▶ **YOUR TASK**: Your answer is to be every line of the material that includes the string "Свічкар".

▶ **PROVIDED DATA**:
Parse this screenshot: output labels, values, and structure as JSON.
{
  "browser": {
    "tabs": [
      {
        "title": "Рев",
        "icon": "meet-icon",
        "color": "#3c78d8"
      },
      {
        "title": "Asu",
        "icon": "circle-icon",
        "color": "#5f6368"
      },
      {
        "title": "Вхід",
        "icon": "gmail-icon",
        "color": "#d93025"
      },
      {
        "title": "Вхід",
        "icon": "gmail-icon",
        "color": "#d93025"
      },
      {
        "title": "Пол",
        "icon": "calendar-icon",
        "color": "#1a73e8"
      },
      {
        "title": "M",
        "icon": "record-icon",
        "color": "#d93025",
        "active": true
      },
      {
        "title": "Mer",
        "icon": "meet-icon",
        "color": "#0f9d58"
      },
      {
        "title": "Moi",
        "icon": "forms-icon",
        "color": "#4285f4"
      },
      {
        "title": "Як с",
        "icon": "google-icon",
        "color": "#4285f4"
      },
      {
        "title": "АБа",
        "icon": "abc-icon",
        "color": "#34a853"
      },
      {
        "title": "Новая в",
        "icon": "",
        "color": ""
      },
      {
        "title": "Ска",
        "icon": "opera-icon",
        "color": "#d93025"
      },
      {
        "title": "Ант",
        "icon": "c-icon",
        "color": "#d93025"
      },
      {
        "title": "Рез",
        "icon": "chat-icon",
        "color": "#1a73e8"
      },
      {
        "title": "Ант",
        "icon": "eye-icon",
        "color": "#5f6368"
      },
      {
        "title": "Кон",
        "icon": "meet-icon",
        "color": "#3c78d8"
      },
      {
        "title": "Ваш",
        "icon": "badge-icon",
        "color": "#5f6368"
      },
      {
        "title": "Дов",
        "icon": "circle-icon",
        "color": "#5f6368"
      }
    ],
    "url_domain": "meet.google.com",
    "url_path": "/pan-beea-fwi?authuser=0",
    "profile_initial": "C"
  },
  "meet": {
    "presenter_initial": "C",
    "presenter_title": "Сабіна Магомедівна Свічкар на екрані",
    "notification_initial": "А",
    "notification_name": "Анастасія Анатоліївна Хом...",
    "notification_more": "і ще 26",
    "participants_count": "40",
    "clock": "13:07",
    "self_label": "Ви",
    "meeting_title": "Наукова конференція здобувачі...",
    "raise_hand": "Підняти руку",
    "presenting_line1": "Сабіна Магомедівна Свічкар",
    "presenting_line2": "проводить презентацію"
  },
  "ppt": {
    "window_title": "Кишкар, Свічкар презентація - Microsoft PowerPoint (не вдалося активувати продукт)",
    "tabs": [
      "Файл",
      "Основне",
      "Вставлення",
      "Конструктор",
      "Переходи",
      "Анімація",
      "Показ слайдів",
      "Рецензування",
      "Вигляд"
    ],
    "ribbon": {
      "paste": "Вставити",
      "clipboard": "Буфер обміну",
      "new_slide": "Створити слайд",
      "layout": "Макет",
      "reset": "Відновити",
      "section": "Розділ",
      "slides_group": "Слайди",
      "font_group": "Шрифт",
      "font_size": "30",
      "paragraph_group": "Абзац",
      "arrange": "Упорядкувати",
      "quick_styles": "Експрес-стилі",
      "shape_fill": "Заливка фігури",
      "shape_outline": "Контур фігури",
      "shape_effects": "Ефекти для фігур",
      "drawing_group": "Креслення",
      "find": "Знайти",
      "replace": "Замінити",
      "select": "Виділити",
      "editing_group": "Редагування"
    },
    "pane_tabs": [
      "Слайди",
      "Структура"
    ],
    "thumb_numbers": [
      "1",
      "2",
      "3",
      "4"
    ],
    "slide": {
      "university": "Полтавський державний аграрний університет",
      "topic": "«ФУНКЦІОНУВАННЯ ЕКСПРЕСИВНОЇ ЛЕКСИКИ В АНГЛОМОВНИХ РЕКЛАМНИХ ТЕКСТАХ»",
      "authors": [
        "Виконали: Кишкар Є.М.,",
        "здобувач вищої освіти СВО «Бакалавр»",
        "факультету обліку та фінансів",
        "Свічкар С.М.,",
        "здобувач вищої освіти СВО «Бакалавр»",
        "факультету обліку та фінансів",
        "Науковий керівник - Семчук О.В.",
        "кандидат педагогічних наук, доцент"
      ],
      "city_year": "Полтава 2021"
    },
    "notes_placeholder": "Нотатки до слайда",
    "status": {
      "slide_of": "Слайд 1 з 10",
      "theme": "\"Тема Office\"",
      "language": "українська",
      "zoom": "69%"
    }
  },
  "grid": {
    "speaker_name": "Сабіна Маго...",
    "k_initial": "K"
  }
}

▶ **ANSWER SPACE**:
    "presenter_title": "Сабіна Магомедівна Свічкар на екрані",
    "presenting_line1": "Сабіна Магомедівна Свічкар",
    "window_title": "Кишкар, Свічкар презентація - Microsoft PowerPoint (не вдалося активувати продукт)",
        "Свічкар С.М.,",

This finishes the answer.